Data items

*** Block opens ***

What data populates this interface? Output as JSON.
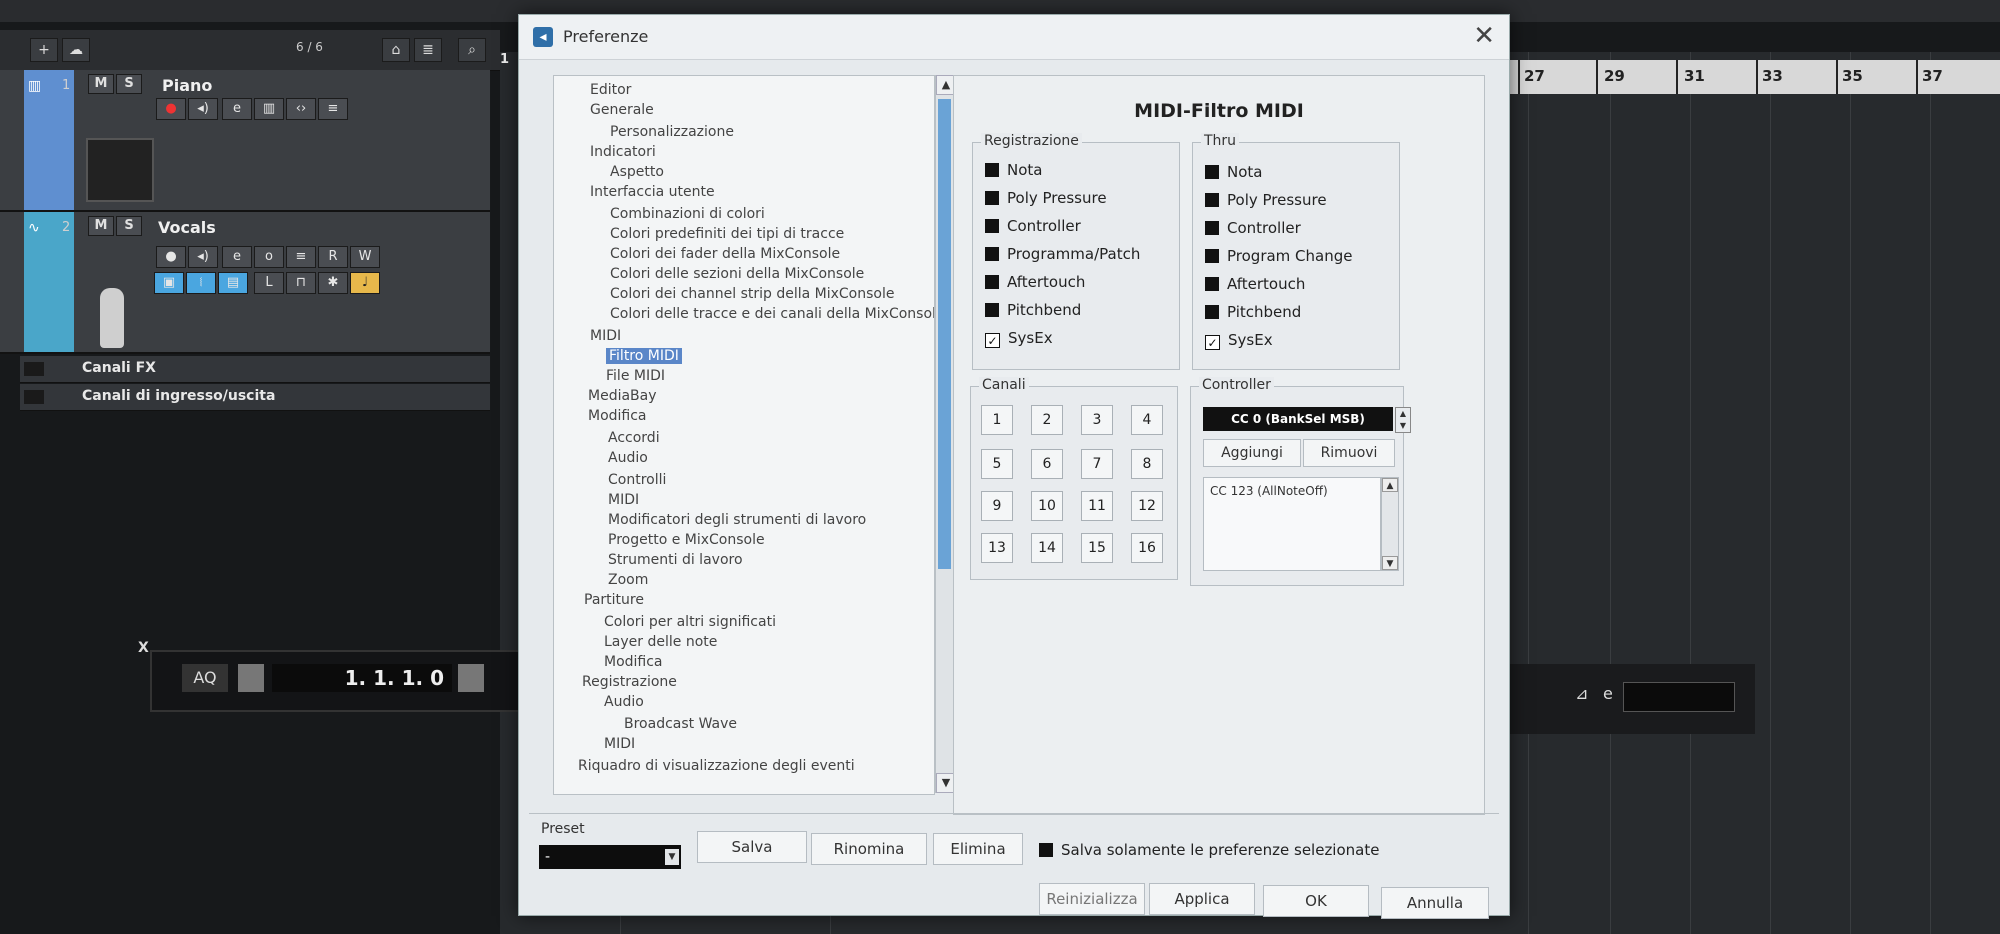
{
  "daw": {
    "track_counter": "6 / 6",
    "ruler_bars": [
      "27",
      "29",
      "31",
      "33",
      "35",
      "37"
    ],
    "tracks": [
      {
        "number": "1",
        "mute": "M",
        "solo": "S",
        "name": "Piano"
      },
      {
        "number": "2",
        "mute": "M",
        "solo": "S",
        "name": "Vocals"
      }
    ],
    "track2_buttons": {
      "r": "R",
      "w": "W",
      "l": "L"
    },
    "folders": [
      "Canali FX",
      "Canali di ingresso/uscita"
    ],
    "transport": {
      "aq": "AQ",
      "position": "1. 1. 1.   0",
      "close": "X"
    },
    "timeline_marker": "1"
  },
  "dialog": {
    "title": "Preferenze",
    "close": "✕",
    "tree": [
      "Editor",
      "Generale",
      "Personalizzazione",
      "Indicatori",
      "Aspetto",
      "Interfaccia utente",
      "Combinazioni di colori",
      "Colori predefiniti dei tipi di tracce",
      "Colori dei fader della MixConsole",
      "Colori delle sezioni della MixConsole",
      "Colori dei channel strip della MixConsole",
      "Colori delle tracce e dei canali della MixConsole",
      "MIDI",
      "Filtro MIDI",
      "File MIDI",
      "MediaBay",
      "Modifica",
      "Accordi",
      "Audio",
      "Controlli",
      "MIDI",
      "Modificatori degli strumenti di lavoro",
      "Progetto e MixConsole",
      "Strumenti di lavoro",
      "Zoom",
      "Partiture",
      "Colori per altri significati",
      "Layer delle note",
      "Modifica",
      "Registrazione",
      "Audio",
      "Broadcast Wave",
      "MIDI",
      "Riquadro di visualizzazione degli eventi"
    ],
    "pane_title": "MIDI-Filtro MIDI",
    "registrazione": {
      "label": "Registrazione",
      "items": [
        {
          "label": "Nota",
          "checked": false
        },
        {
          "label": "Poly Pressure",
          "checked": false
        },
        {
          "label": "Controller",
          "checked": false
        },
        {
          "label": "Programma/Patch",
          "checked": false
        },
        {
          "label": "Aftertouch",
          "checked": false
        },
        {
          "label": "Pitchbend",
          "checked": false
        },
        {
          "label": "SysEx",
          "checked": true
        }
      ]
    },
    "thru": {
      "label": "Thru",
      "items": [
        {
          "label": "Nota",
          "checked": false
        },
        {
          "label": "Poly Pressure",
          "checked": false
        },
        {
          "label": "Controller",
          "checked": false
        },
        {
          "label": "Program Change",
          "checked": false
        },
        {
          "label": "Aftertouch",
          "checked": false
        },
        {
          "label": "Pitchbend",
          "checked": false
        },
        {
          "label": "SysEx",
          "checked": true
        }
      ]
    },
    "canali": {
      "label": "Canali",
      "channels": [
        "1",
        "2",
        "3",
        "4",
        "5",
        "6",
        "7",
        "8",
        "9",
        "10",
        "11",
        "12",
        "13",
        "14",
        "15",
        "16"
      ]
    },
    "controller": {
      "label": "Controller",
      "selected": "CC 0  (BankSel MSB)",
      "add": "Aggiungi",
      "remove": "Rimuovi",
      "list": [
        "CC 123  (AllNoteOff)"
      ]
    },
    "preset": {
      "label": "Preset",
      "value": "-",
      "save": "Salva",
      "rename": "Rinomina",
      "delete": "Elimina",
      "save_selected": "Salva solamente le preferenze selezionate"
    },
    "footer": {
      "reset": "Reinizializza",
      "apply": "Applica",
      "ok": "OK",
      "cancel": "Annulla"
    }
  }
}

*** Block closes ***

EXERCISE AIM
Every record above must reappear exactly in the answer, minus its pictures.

THE ANSWER
What data populates this interface? Output as JSON.
{
  "daw": {
    "track_counter": "6 / 6",
    "ruler_bars": [
      "27",
      "29",
      "31",
      "33",
      "35",
      "37"
    ],
    "tracks": [
      {
        "number": "1",
        "mute": "M",
        "solo": "S",
        "name": "Piano"
      },
      {
        "number": "2",
        "mute": "M",
        "solo": "S",
        "name": "Vocals"
      }
    ],
    "track2_buttons": {
      "r": "R",
      "w": "W",
      "l": "L"
    },
    "folders": [
      "Canali FX",
      "Canali di ingresso/uscita"
    ],
    "transport": {
      "aq": "AQ",
      "position": "1. 1. 1.   0",
      "close": "X"
    },
    "timeline_marker": "1"
  },
  "dialog": {
    "title": "Preferenze",
    "close": "✕",
    "tree": [
      "Editor",
      "Generale",
      "Personalizzazione",
      "Indicatori",
      "Aspetto",
      "Interfaccia utente",
      "Combinazioni di colori",
      "Colori predefiniti dei tipi di tracce",
      "Colori dei fader della MixConsole",
      "Colori delle sezioni della MixConsole",
      "Colori dei channel strip della MixConsole",
      "Colori delle tracce e dei canali della MixConsole",
      "MIDI",
      "Filtro MIDI",
      "File MIDI",
      "MediaBay",
      "Modifica",
      "Accordi",
      "Audio",
      "Controlli",
      "MIDI",
      "Modificatori degli strumenti di lavoro",
      "Progetto e MixConsole",
      "Strumenti di lavoro",
      "Zoom",
      "Partiture",
      "Colori per altri significati",
      "Layer delle note",
      "Modifica",
      "Registrazione",
      "Audio",
      "Broadcast Wave",
      "MIDI",
      "Riquadro di visualizzazione degli eventi"
    ],
    "pane_title": "MIDI-Filtro MIDI",
    "registrazione": {
      "label": "Registrazione",
      "items": [
        {
          "label": "Nota",
          "checked": false
        },
        {
          "label": "Poly Pressure",
          "checked": false
        },
        {
          "label": "Controller",
          "checked": false
        },
        {
          "label": "Programma/Patch",
          "checked": false
        },
        {
          "label": "Aftertouch",
          "checked": false
        },
        {
          "label": "Pitchbend",
          "checked": false
        },
        {
          "label": "SysEx",
          "checked": true
        }
      ]
    },
    "thru": {
      "label": "Thru",
      "items": [
        {
          "label": "Nota",
          "checked": false
        },
        {
          "label": "Poly Pressure",
          "checked": false
        },
        {
          "label": "Controller",
          "checked": false
        },
        {
          "label": "Program Change",
          "checked": false
        },
        {
          "label": "Aftertouch",
          "checked": false
        },
        {
          "label": "Pitchbend",
          "checked": false
        },
        {
          "label": "SysEx",
          "checked": true
        }
      ]
    },
    "canali": {
      "label": "Canali",
      "channels": [
        "1",
        "2",
        "3",
        "4",
        "5",
        "6",
        "7",
        "8",
        "9",
        "10",
        "11",
        "12",
        "13",
        "14",
        "15",
        "16"
      ]
    },
    "controller": {
      "label": "Controller",
      "selected": "CC 0  (BankSel MSB)",
      "add": "Aggiungi",
      "remove": "Rimuovi",
      "list": [
        "CC 123  (AllNoteOff)"
      ]
    },
    "preset": {
      "label": "Preset",
      "value": "-",
      "save": "Salva",
      "rename": "Rinomina",
      "delete": "Elimina",
      "save_selected": "Salva solamente le preferenze selezionate"
    },
    "footer": {
      "reset": "Reinizializza",
      "apply": "Applica",
      "ok": "OK",
      "cancel": "Annulla"
    }
  }
}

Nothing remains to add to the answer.